"Where's Pete?" he heard his mother ask.
"In the lounge I think, probably got his headphones on and can't hear you."
He heard the door handle turning and there was his mother, her face making an 'o' of surprise like some tacky blow-up doll. And Pete was shooting his load to the ceiling. He even let out a moan as he came. Roger said it was 'awesome.' And that he'd never seen their mother so freaked.
The evening meal was a quiet affair. Both Pete and his mum were embarrassed and only answered when spoken to. It was uncomfortable but Pete felt the stirrings of another erection under the table as he thought back to when his mum had walked into the room. He was in an excellent mood. Another year over and nobody dead.
That was last year. Breakfast was finished now. Pete couldn't sit looking at his congealing egg any longer. He thought back to his brother's words of the previous year. "The tamest card in the pack."
Whatever the game held for them it wasn't going to be as easy a ride as the year before. Pete shivered with excitement. He was actually looking forward to the game. What the hell was happening to him? Was he becoming as sick as his brother?
Roger changed the rules. It was his game he said, and he had every right to make adjustments to the rulebook as he went along. This year it was decided that they'd play the game before taking the card.
They played blind; not knowing what heinous and horrible forfeits the cards had to offer. This year Roger had added several new cards to the pack. He looked pleased with himself as they played turn for turn.
Pete played hard. He had to win this year. He was sick of his brother beating him time and again. This year it was his turn. He played recklessly, borrowing Roger's gameplan, sharing his tactics. It worked for his brother so why not for Pete? But it didn't work for Pete. He lost.
"Never mind bro. Tell you what. As a gesture of good will, I'll let you pick your own card this time," said Roger.
The air of tension in the room seemed to be stealing all the air. Both boys were breathing hard, their eyes alive and alight with the thrill of the game. Each dressed in their smart suits and colourful ties. Each with his own maniacal expression.
Pete felt no dread this year. He picked his card with a hand that held only a slight tremor, and he read aloud in a high breathless voice. This is a two dice card.
1) You will kill your Mother.
2) You will kill your Father.
3) You will kill your baby sister.
4) You will kill the dog.
5) You will kill your brother.
6) You will kill your self.
1, 2 or 3
4, 5 or 6 Don't do it!
Roger let out his breath in a juddery whoosh. "The big one Bro. Numero Uno. The killer card."
Pete sat back in his chair and smiled warmly at his brother.

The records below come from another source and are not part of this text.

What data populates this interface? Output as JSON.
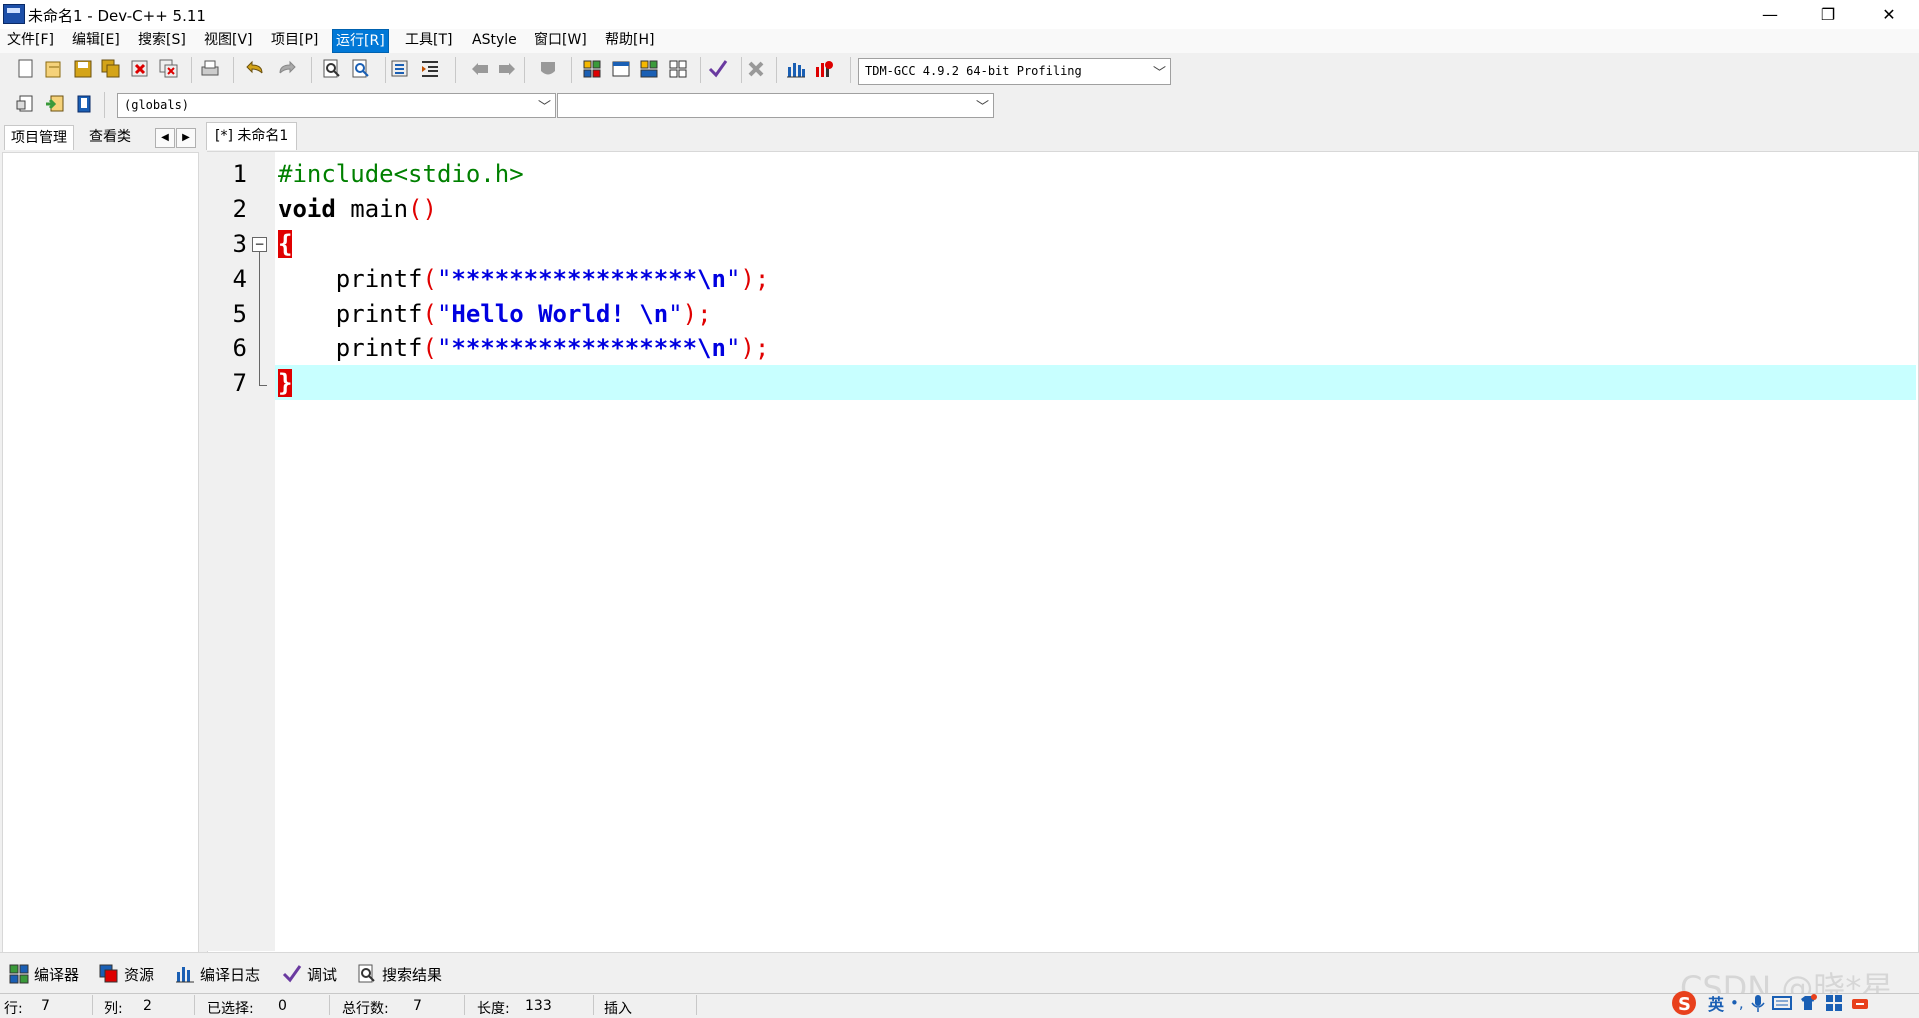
{
  "window": {
    "title": "未命名1 - Dev-C++ 5.11",
    "minimize": "—",
    "restore": "❐",
    "close": "✕"
  },
  "menu": [
    "文件[F]",
    "编辑[E]",
    "搜索[S]",
    "视图[V]",
    "项目[P]",
    "运行[R]",
    "工具[T]",
    "AStyle",
    "窗口[W]",
    "帮助[H]"
  ],
  "menu_active": "运行[R]",
  "toolbar": {
    "compiler_select": "TDM-GCC 4.9.2 64-bit Profiling",
    "scope_select": "(globals)",
    "member_select": ""
  },
  "left_tabs": [
    "项目管理",
    "查看类"
  ],
  "editor": {
    "tab_label": "[*] 未命名1",
    "line_numbers": [
      "1",
      "2",
      "3",
      "4",
      "5",
      "6",
      "7"
    ],
    "lines": [
      "#include<stdio.h>",
      "void main()",
      "{",
      "    printf(\"*****************\\n\");",
      "    printf(\"Hello World! \\n\");",
      "    printf(\"*****************\\n\");",
      "}"
    ],
    "highlighted_line": 7,
    "colors": {
      "preprocessor": "#008000",
      "string": "#0000e0",
      "paren": "#e00000",
      "current_line": "#c8ffff",
      "brace_match_bg": "#e00000"
    }
  },
  "bottom_tabs": [
    {
      "label": "编译器",
      "icon": "grid-icon"
    },
    {
      "label": "资源",
      "icon": "resources-icon"
    },
    {
      "label": "编译日志",
      "icon": "chart-icon"
    },
    {
      "label": "调试",
      "icon": "check-icon"
    },
    {
      "label": "搜索结果",
      "icon": "search-results-icon"
    }
  ],
  "status": {
    "row_label": "行:",
    "row_value": "7",
    "col_label": "列:",
    "col_value": "2",
    "sel_label": "已选择:",
    "sel_value": "0",
    "lines_label": "总行数:",
    "lines_value": "7",
    "len_label": "长度:",
    "len_value": "133",
    "mode": "插入"
  },
  "watermark": "CSDN @晓*星",
  "ime": {
    "lang": "英"
  }
}
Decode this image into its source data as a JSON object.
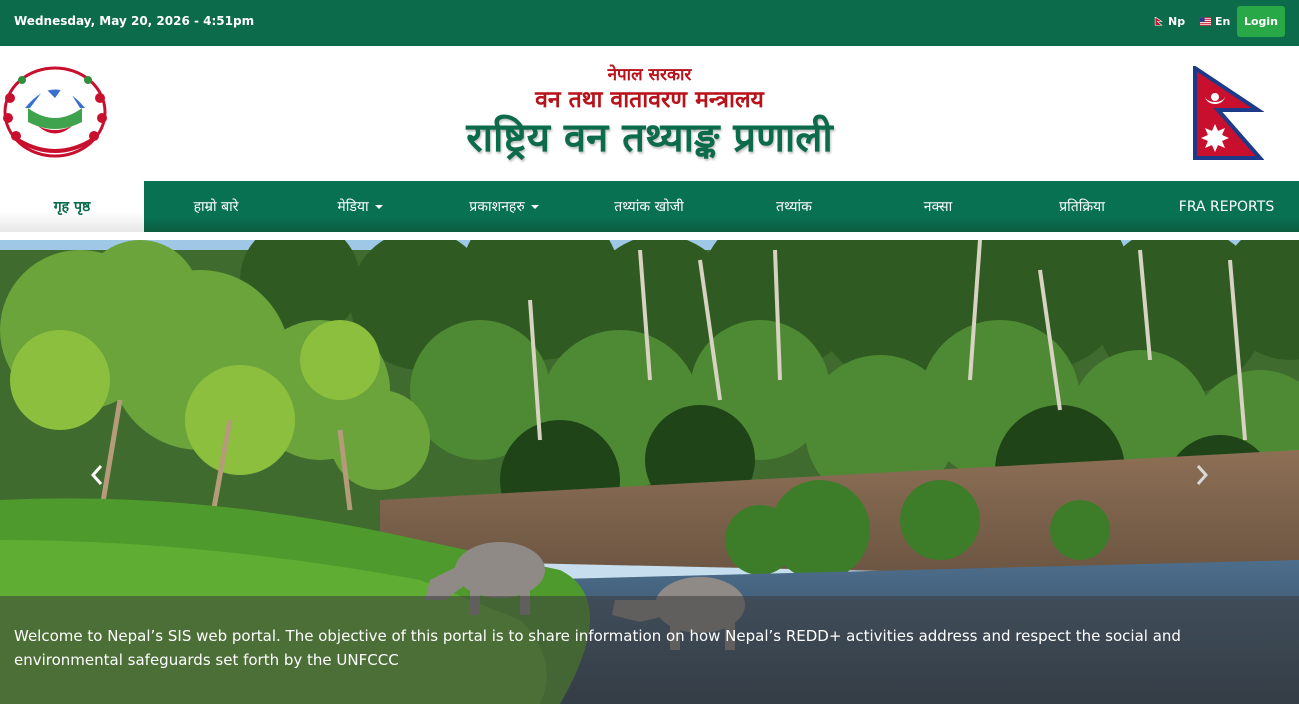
{
  "topbar": {
    "datetime": "Wednesday, May 20, 2026 - 4:51pm",
    "lang_np": "Np",
    "lang_en": "En",
    "login": "Login"
  },
  "header": {
    "government": "नेपाल सरकार",
    "ministry": "वन तथा वातावरण मन्त्रालय",
    "portal_title": "राष्ट्रिय वन तथ्याङ्क प्रणाली"
  },
  "nav": {
    "items": [
      {
        "label": "गृह पृष्ठ",
        "active": true,
        "dropdown": false
      },
      {
        "label": "हाम्रो बारे",
        "active": false,
        "dropdown": false
      },
      {
        "label": "मेडिया",
        "active": false,
        "dropdown": true
      },
      {
        "label": "प्रकाशनहरु",
        "active": false,
        "dropdown": true
      },
      {
        "label": "तथ्यांक खोजी",
        "active": false,
        "dropdown": false
      },
      {
        "label": "तथ्यांक",
        "active": false,
        "dropdown": false
      },
      {
        "label": "नक्सा",
        "active": false,
        "dropdown": false
      },
      {
        "label": "प्रतिक्रिया",
        "active": false,
        "dropdown": false
      },
      {
        "label": "FRA REPORTS",
        "active": false,
        "dropdown": false
      }
    ]
  },
  "slider": {
    "caption": "Welcome to Nepal’s SIS web portal. The objective of this portal is to share information on how Nepal’s REDD+ activities address and respect the social and environmental safeguards set forth by the UNFCCC"
  },
  "colors": {
    "brand_green": "#0b6b4a",
    "login_green": "#29a847",
    "header_red": "#b8121a"
  }
}
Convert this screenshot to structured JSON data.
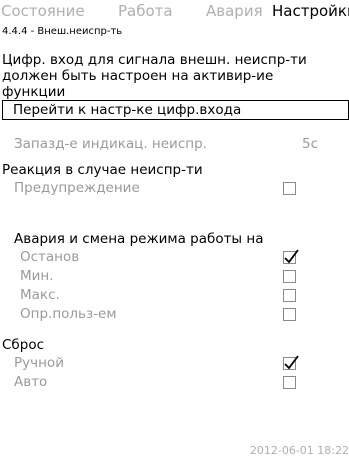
{
  "tabs": [
    "Состояние",
    "Работа",
    "Авария",
    "Настройки"
  ],
  "breadcrumb": "4.4.4 - Внеш.неиспр-ть",
  "description": [
    "Цифр. вход для сигнала внешн. неиспр-ти",
    "должен быть настроен на активир-ие",
    "функции"
  ],
  "goto_button": "Перейти к настр-ке цифр.входа",
  "delay": {
    "label": "Запазд-е индикац. неиспр.",
    "value": "5с"
  },
  "reaction": {
    "header": "Реакция в случае неиспр-ти",
    "warning_label": "Предупреждение",
    "warning_checked": false
  },
  "alarm": {
    "header": "Авария и смена режима работы на",
    "options": [
      {
        "label": "Останов",
        "checked": true
      },
      {
        "label": "Мин.",
        "checked": false
      },
      {
        "label": "Макс.",
        "checked": false
      },
      {
        "label": "Опр.польз-ем",
        "checked": false
      }
    ]
  },
  "reset": {
    "header": "Сброс",
    "options": [
      {
        "label": "Ручной",
        "checked": true
      },
      {
        "label": "Авто",
        "checked": false
      }
    ]
  },
  "timestamp": "2012-06-01 18:22",
  "colors": {
    "inactive_text": "#b0b0b0",
    "muted_text": "#9a9a9a"
  }
}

Fifty fifty chance to kill or not to kill. He rolled the first die, and then immediately after rolled the second. His eyes flickered straight to the dice. He felt a moment of sadness. It was a shame that the game had to end. He'd really begun to enjoy it.
They buried Roger on the second Thursday in June. He'd been sick. Mentally ill, it was a shame. Sometime round the beginning of the year it was that he showed the first signs of extreme paranoia. Nervous he was, jumpy all the time. Didn't trust anyone. Not even his own brother.
Pete was the last to leave the grave. He stood looking down into it, a broken man with the loss of his brother. They were so close. He looked up to Roger, relied on him. The flowers were beautiful; everyone said so. Pete had insisted on buying a wreath of his own for his brother.
They loved playing backgammon you see. Quite competitive about it they were.
Yes it was a lovely wreath. Two dice. A five and a two.